### Aim of the exercise:
Copy every record verbatim but exclude the pictures.

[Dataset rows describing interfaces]
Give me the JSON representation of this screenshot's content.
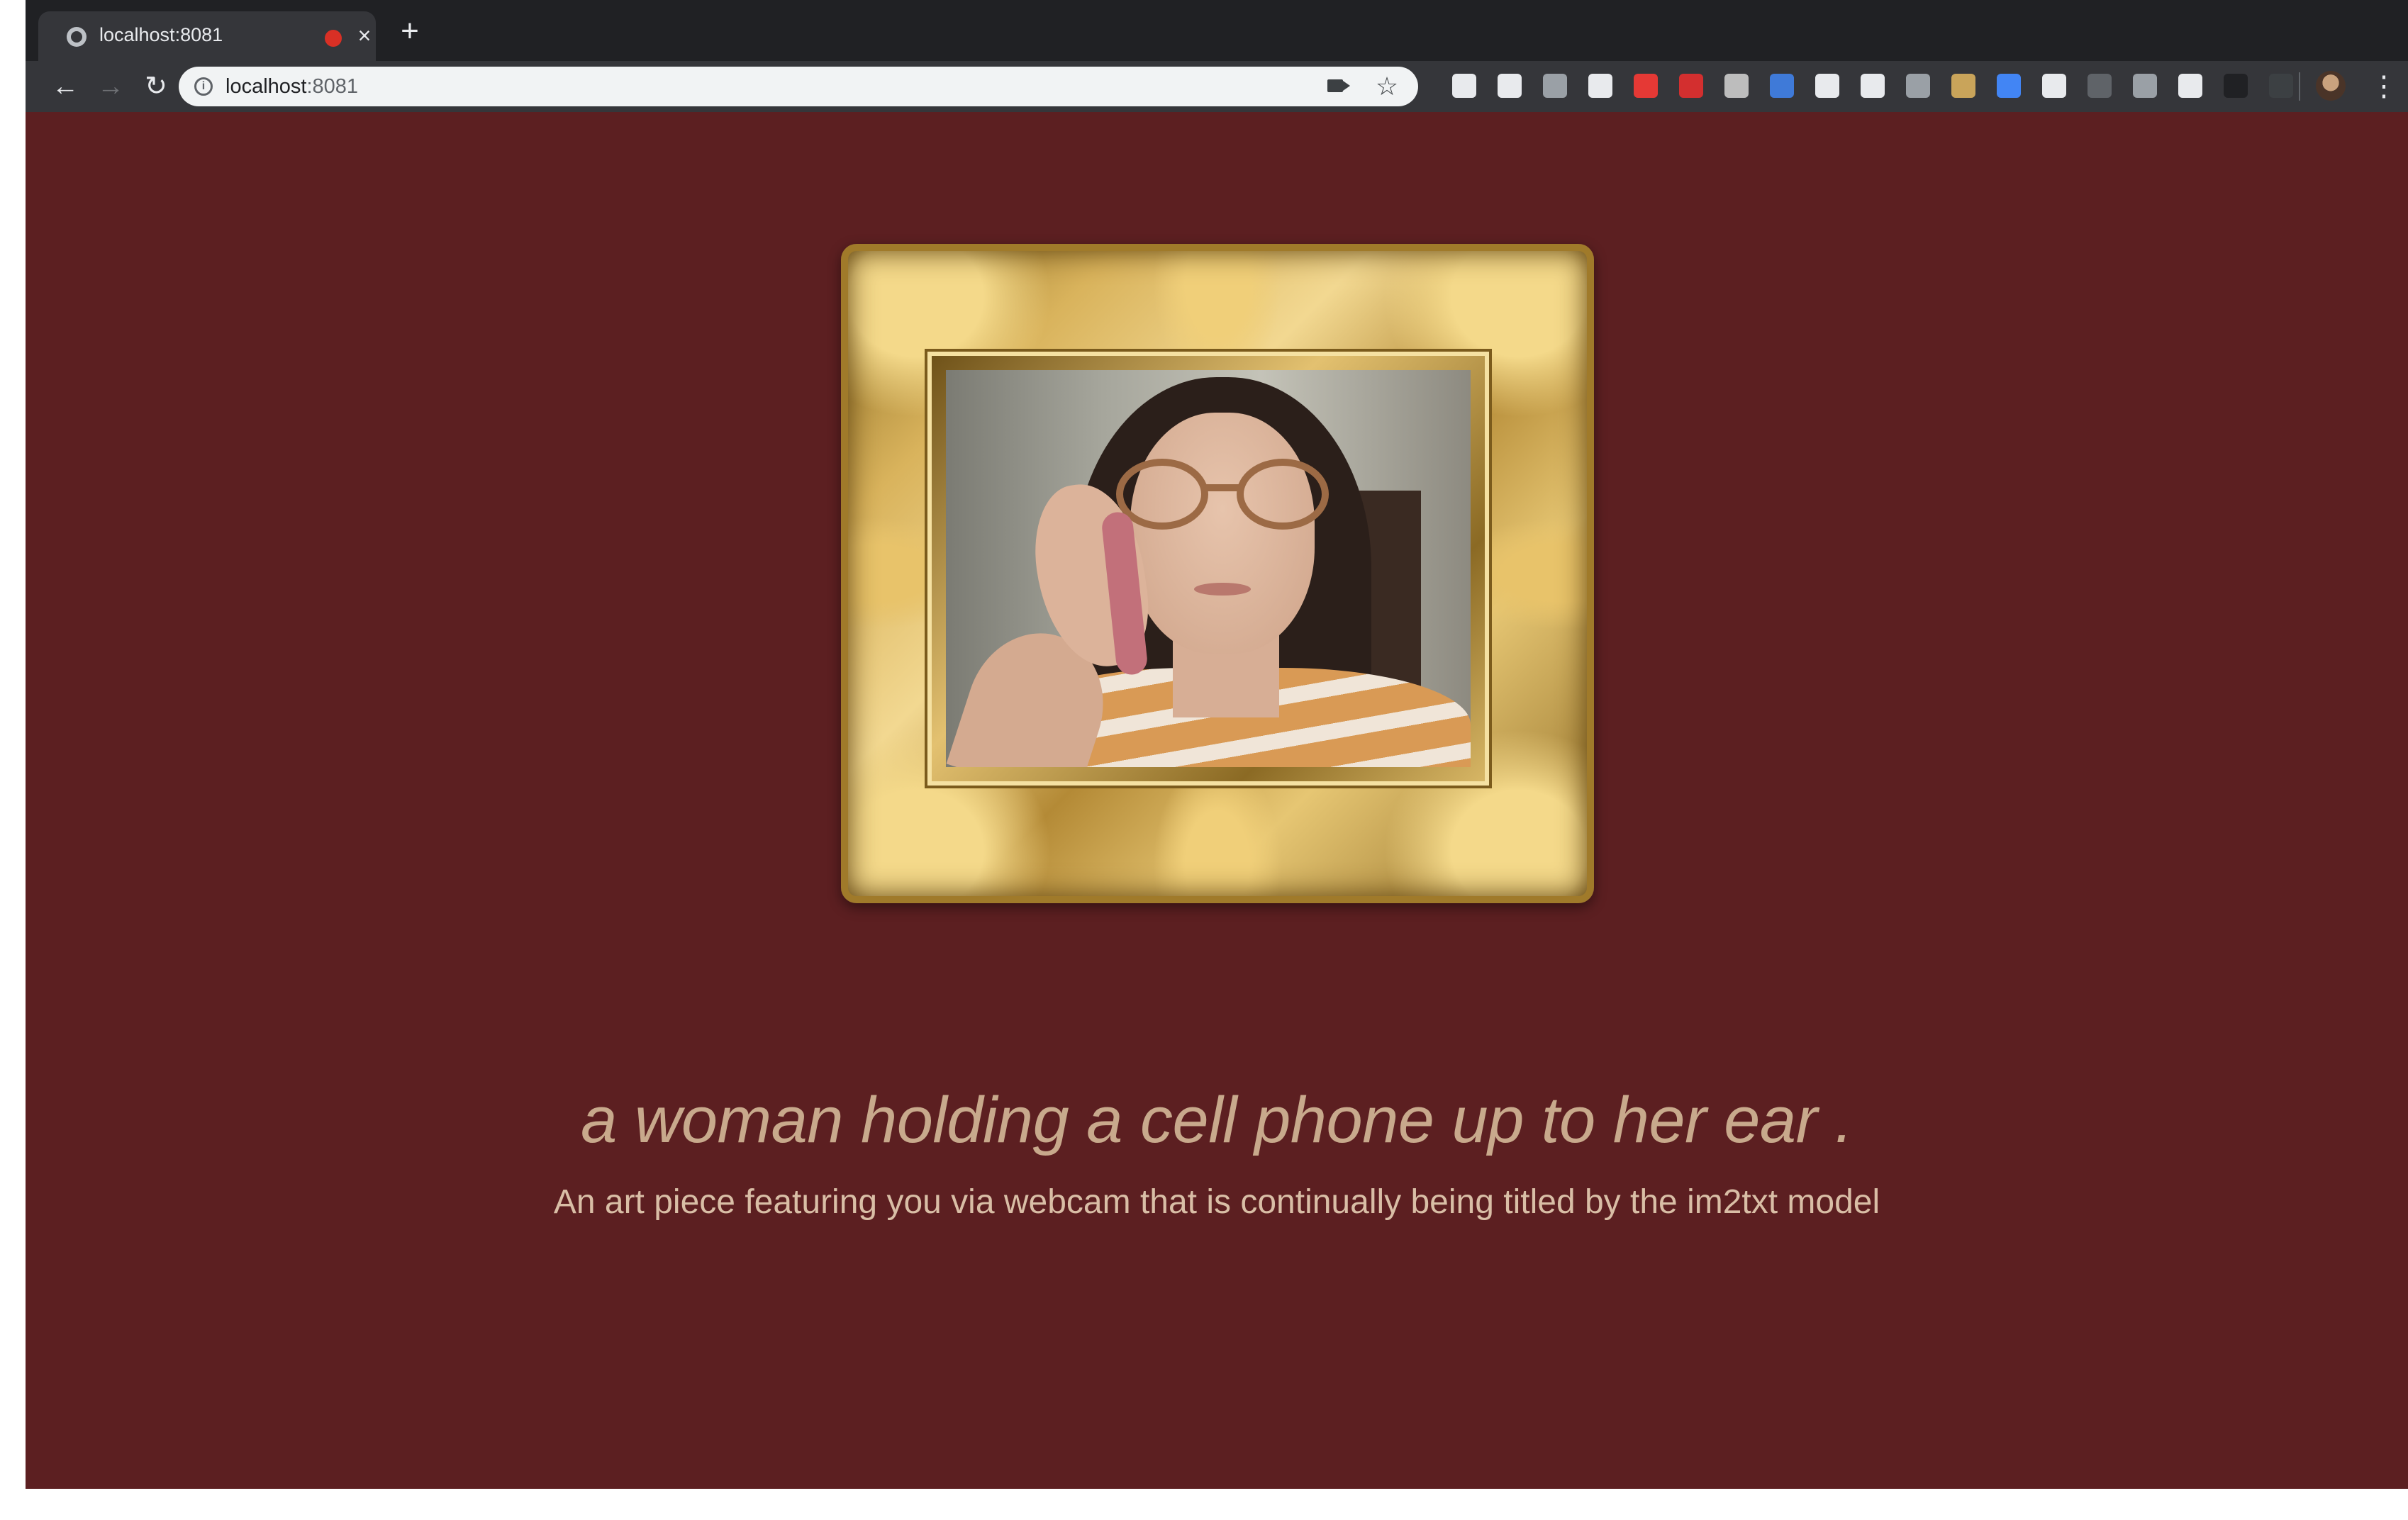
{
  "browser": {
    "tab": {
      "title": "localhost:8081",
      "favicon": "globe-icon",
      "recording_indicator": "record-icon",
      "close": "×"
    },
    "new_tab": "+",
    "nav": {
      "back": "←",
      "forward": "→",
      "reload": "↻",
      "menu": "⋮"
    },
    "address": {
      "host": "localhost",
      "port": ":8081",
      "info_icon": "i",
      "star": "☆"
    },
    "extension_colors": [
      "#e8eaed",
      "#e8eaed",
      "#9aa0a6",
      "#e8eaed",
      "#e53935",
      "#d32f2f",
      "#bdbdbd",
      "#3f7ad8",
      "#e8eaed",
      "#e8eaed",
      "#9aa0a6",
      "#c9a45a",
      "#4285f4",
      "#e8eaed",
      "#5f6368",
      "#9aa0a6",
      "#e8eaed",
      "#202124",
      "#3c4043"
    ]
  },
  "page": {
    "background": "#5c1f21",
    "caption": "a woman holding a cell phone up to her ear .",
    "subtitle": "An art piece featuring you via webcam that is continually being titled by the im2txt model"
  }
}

### Response box:
Give me the JSON representation of this screenshot's content.
{
  "browser": {
    "tab": {
      "title": "localhost:8081",
      "favicon": "globe-icon",
      "recording_indicator": "record-icon",
      "close": "×"
    },
    "new_tab": "+",
    "nav": {
      "back": "←",
      "forward": "→",
      "reload": "↻",
      "menu": "⋮"
    },
    "address": {
      "host": "localhost",
      "port": ":8081",
      "info_icon": "i",
      "star": "☆"
    },
    "extension_colors": [
      "#e8eaed",
      "#e8eaed",
      "#9aa0a6",
      "#e8eaed",
      "#e53935",
      "#d32f2f",
      "#bdbdbd",
      "#3f7ad8",
      "#e8eaed",
      "#e8eaed",
      "#9aa0a6",
      "#c9a45a",
      "#4285f4",
      "#e8eaed",
      "#5f6368",
      "#9aa0a6",
      "#e8eaed",
      "#202124",
      "#3c4043"
    ]
  },
  "page": {
    "background": "#5c1f21",
    "caption": "a woman holding a cell phone up to her ear .",
    "subtitle": "An art piece featuring you via webcam that is continually being titled by the im2txt model"
  }
}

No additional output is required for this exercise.